-- Opening Marker --

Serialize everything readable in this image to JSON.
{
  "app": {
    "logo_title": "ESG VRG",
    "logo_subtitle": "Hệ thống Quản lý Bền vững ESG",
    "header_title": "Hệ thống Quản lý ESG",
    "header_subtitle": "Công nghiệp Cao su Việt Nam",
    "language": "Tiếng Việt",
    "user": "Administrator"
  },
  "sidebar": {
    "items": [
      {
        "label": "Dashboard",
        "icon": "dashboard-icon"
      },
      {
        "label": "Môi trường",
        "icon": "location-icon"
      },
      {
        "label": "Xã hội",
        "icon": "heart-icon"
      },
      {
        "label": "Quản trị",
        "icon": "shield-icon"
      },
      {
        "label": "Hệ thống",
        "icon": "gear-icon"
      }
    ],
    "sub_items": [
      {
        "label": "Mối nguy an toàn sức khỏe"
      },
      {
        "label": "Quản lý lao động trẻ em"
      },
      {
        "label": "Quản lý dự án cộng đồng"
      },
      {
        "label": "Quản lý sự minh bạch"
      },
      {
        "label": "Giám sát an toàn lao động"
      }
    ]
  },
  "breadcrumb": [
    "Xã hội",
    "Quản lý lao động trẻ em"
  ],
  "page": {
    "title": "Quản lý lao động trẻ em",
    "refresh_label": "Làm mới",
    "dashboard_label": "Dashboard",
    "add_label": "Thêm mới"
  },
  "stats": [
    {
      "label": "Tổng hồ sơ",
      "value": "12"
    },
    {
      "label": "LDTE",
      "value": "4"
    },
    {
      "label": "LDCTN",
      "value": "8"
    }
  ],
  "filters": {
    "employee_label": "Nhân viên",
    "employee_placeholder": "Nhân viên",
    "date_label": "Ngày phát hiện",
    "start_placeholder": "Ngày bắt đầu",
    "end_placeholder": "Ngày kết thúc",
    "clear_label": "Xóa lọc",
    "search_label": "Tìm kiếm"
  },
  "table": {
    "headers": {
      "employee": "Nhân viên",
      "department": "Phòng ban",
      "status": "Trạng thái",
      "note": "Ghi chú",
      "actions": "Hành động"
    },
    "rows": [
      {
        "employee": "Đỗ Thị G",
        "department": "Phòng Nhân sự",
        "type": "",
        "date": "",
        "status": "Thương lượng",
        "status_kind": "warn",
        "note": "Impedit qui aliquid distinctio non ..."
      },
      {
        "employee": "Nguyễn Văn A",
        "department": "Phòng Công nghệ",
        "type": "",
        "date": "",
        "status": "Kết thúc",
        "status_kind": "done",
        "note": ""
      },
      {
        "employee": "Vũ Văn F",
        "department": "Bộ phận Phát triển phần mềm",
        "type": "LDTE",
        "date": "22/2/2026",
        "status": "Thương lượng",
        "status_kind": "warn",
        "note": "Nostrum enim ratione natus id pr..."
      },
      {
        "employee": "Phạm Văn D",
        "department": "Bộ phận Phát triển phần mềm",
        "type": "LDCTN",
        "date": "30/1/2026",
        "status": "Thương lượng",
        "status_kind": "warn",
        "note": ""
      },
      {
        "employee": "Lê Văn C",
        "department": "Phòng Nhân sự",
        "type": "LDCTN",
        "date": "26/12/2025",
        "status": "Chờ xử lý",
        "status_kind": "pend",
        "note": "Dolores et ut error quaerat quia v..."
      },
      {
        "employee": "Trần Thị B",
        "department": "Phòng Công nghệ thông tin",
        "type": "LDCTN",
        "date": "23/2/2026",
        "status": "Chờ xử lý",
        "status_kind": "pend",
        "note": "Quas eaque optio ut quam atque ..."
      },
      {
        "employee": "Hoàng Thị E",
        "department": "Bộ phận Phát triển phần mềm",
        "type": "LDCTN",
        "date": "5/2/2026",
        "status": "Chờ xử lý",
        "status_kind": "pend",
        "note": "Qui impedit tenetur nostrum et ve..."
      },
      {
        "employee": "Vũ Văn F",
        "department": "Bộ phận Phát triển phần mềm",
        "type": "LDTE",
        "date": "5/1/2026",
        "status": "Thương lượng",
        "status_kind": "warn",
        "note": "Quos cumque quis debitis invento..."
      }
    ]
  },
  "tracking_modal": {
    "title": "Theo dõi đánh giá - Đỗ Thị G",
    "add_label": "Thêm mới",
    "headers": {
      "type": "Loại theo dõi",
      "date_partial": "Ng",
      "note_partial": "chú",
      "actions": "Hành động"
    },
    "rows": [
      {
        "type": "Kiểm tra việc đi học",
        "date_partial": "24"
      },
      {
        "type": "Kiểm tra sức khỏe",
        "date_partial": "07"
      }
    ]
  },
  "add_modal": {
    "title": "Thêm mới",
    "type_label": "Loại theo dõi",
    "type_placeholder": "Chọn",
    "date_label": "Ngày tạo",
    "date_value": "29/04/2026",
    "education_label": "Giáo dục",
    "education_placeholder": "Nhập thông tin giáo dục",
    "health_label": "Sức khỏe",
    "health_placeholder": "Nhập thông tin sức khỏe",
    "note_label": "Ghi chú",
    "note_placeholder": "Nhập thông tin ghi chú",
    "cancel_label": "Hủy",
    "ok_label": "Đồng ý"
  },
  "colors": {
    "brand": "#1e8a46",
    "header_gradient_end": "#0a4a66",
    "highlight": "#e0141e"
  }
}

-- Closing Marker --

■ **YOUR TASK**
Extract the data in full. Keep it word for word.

■ **SOLVED PROBLEM**
Serialize everything readable in this image to JSON.
{
  "app": {
    "logo_title": "ESG VRG",
    "logo_subtitle": "Hệ thống Quản lý Bền vững ESG",
    "header_title": "Hệ thống Quản lý ESG",
    "header_subtitle": "Công nghiệp Cao su Việt Nam",
    "language": "Tiếng Việt",
    "user": "Administrator"
  },
  "sidebar": {
    "items": [
      {
        "label": "Dashboard",
        "icon": "dashboard-icon"
      },
      {
        "label": "Môi trường",
        "icon": "location-icon"
      },
      {
        "label": "Xã hội",
        "icon": "heart-icon"
      },
      {
        "label": "Quản trị",
        "icon": "shield-icon"
      },
      {
        "label": "Hệ thống",
        "icon": "gear-icon"
      }
    ],
    "sub_items": [
      {
        "label": "Mối nguy an toàn sức khỏe"
      },
      {
        "label": "Quản lý lao động trẻ em"
      },
      {
        "label": "Quản lý dự án cộng đồng"
      },
      {
        "label": "Quản lý sự minh bạch"
      },
      {
        "label": "Giám sát an toàn lao động"
      }
    ]
  },
  "breadcrumb": [
    "Xã hội",
    "Quản lý lao động trẻ em"
  ],
  "page": {
    "title": "Quản lý lao động trẻ em",
    "refresh_label": "Làm mới",
    "dashboard_label": "Dashboard",
    "add_label": "Thêm mới"
  },
  "stats": [
    {
      "label": "Tổng hồ sơ",
      "value": "12"
    },
    {
      "label": "LDTE",
      "value": "4"
    },
    {
      "label": "LDCTN",
      "value": "8"
    }
  ],
  "filters": {
    "employee_label": "Nhân viên",
    "employee_placeholder": "Nhân viên",
    "date_label": "Ngày phát hiện",
    "start_placeholder": "Ngày bắt đầu",
    "end_placeholder": "Ngày kết thúc",
    "clear_label": "Xóa lọc",
    "search_label": "Tìm kiếm"
  },
  "table": {
    "headers": {
      "employee": "Nhân viên",
      "department": "Phòng ban",
      "status": "Trạng thái",
      "note": "Ghi chú",
      "actions": "Hành động"
    },
    "rows": [
      {
        "employee": "Đỗ Thị G",
        "department": "Phòng Nhân sự",
        "type": "",
        "date": "",
        "status": "Thương lượng",
        "status_kind": "warn",
        "note": "Impedit qui aliquid distinctio non ..."
      },
      {
        "employee": "Nguyễn Văn A",
        "department": "Phòng Công nghệ",
        "type": "",
        "date": "",
        "status": "Kết thúc",
        "status_kind": "done",
        "note": ""
      },
      {
        "employee": "Vũ Văn F",
        "department": "Bộ phận Phát triển phần mềm",
        "type": "LDTE",
        "date": "22/2/2026",
        "status": "Thương lượng",
        "status_kind": "warn",
        "note": "Nostrum enim ratione natus id pr..."
      },
      {
        "employee": "Phạm Văn D",
        "department": "Bộ phận Phát triển phần mềm",
        "type": "LDCTN",
        "date": "30/1/2026",
        "status": "Thương lượng",
        "status_kind": "warn",
        "note": ""
      },
      {
        "employee": "Lê Văn C",
        "department": "Phòng Nhân sự",
        "type": "LDCTN",
        "date": "26/12/2025",
        "status": "Chờ xử lý",
        "status_kind": "pend",
        "note": "Dolores et ut error quaerat quia v..."
      },
      {
        "employee": "Trần Thị B",
        "department": "Phòng Công nghệ thông tin",
        "type": "LDCTN",
        "date": "23/2/2026",
        "status": "Chờ xử lý",
        "status_kind": "pend",
        "note": "Quas eaque optio ut quam atque ..."
      },
      {
        "employee": "Hoàng Thị E",
        "department": "Bộ phận Phát triển phần mềm",
        "type": "LDCTN",
        "date": "5/2/2026",
        "status": "Chờ xử lý",
        "status_kind": "pend",
        "note": "Qui impedit tenetur nostrum et ve..."
      },
      {
        "employee": "Vũ Văn F",
        "department": "Bộ phận Phát triển phần mềm",
        "type": "LDTE",
        "date": "5/1/2026",
        "status": "Thương lượng",
        "status_kind": "warn",
        "note": "Quos cumque quis debitis invento..."
      }
    ]
  },
  "tracking_modal": {
    "title": "Theo dõi đánh giá - Đỗ Thị G",
    "add_label": "Thêm mới",
    "headers": {
      "type": "Loại theo dõi",
      "date_partial": "Ng",
      "note_partial": "chú",
      "actions": "Hành động"
    },
    "rows": [
      {
        "type": "Kiểm tra việc đi học",
        "date_partial": "24"
      },
      {
        "type": "Kiểm tra sức khỏe",
        "date_partial": "07"
      }
    ]
  },
  "add_modal": {
    "title": "Thêm mới",
    "type_label": "Loại theo dõi",
    "type_placeholder": "Chọn",
    "date_label": "Ngày tạo",
    "date_value": "29/04/2026",
    "education_label": "Giáo dục",
    "education_placeholder": "Nhập thông tin giáo dục",
    "health_label": "Sức khỏe",
    "health_placeholder": "Nhập thông tin sức khỏe",
    "note_label": "Ghi chú",
    "note_placeholder": "Nhập thông tin ghi chú",
    "cancel_label": "Hủy",
    "ok_label": "Đồng ý"
  },
  "colors": {
    "brand": "#1e8a46",
    "header_gradient_end": "#0a4a66",
    "highlight": "#e0141e"
  }
}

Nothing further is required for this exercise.